From the listing below, copy each line that contains the word "likes".

Extracted material:

──────

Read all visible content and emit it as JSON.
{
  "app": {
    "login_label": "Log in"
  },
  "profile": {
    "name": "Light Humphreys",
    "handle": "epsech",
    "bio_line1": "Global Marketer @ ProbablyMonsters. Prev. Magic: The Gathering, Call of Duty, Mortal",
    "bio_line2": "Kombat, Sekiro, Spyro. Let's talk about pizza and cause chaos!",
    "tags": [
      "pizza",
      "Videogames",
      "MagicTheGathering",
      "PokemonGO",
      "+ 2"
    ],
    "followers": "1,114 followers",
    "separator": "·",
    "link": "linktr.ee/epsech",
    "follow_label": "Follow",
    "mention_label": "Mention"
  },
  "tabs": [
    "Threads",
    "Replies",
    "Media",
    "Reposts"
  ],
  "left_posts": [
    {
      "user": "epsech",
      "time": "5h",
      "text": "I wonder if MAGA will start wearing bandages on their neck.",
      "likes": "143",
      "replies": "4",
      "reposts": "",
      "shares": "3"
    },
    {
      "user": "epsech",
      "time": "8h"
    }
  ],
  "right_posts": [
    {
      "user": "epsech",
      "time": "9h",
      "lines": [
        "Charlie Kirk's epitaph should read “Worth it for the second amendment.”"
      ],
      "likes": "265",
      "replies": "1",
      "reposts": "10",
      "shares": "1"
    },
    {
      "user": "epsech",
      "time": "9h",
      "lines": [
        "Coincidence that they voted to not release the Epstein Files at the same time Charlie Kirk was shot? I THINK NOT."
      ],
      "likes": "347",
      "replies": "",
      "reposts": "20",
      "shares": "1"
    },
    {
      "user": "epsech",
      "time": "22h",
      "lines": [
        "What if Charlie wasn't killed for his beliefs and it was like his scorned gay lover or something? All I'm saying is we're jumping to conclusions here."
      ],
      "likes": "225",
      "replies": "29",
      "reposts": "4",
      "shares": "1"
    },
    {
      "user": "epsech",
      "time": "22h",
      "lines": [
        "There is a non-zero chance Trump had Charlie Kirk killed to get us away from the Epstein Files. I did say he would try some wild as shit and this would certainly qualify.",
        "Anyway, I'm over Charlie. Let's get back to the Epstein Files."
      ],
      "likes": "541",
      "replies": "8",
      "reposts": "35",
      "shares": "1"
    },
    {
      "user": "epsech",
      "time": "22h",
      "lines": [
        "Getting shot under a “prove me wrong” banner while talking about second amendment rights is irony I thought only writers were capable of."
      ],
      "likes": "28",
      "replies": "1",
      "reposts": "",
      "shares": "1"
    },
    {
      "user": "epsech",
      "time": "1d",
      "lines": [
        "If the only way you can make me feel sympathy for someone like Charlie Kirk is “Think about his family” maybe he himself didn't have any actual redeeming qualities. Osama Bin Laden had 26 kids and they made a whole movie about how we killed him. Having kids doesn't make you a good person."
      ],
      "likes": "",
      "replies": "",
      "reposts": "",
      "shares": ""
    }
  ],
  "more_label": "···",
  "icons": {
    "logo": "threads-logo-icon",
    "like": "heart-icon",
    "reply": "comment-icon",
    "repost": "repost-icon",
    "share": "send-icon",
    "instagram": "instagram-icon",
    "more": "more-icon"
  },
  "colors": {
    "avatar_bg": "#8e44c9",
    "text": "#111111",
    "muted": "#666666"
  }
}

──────

Response:
      "likes": "143",
      "likes": "265",
      "likes": "347",
      "likes": "225",
      "likes": "541",
      "likes": "28",
      "likes": "",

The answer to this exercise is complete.